How do you communicate with the youths about the importance of condom usage?You meet them on their level, of course: On your phone, blindly marching through Central Park or the Holocaust Museum.There are some things you don t want to catch, the caption reads.What is this thing called, anyway?
Now to the church for some PokéballsGotta catch em all – but not in my backyard.Since Pokémon Go s release on 6 July, the augmented reality app has become a smash hit.In the game, players must track their location as they walk around, hunting down hidden monsters and visiting real-life locations tagged as stops or gyms.Others were aghast when Pokémon started showing up at sensitive sites such as the Auschwitz-Birkenau Memorial and Museum or the Holocaust Memorial Museum at Washington DC.We do not consider playing Pokémon Go to be appropriate decorum on the grounds of ANC.

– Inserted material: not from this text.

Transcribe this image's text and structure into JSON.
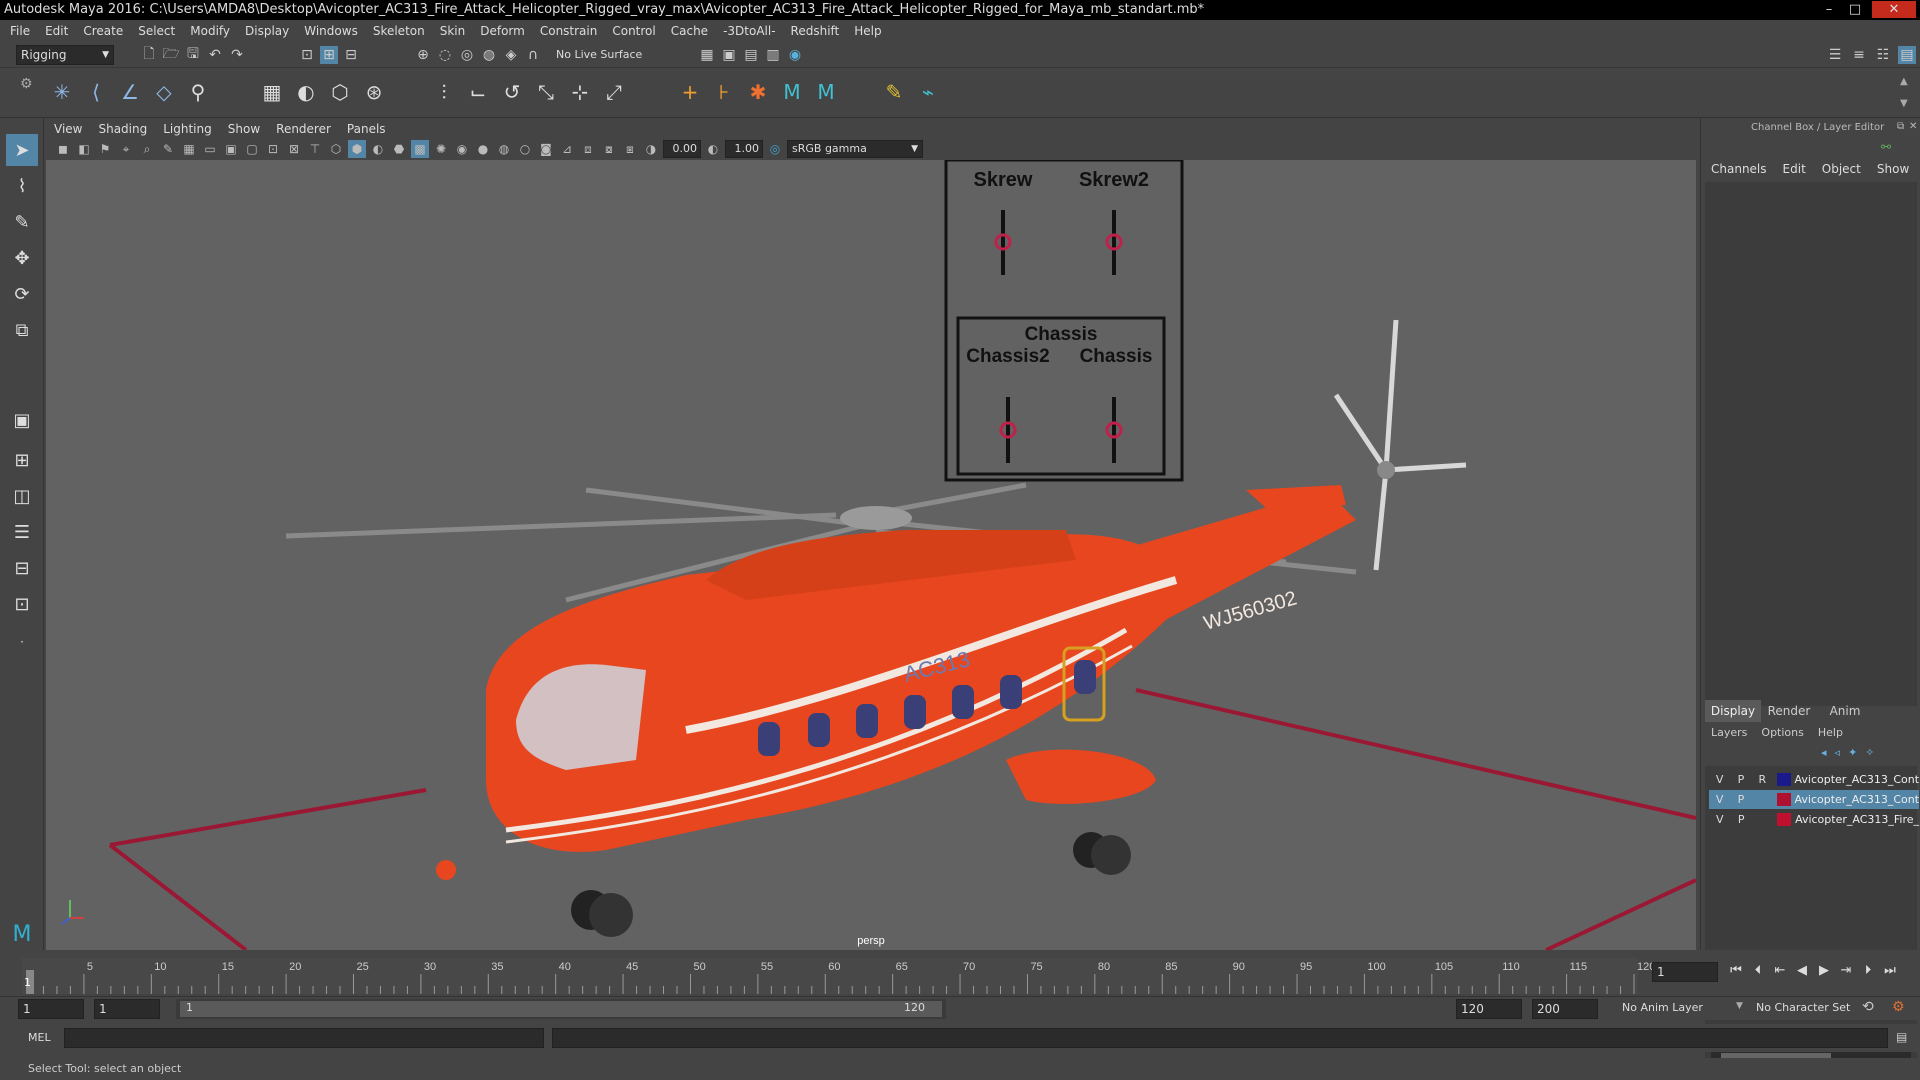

Grandma s going to tell you how all the Pokéstops were born.As the zillions of you chasing Pokémon this week have discovered, there are some truly shitty ones.Everyone s blaming the developer, Niantic Labs, for this, assuming — understandably — that the game developers thought places like the Holocaust Museum would be a great place to capture Squirtles.But the story s more complicated than that.Ages ago in late 2012 , Niantic launched another augmented reality game called Ingress.Certain criteria were supposed to apply: they had to be cool sites with an interesting history, eye-catching murals or public art, or local hidden gems that visitors wouldn t otherwise find.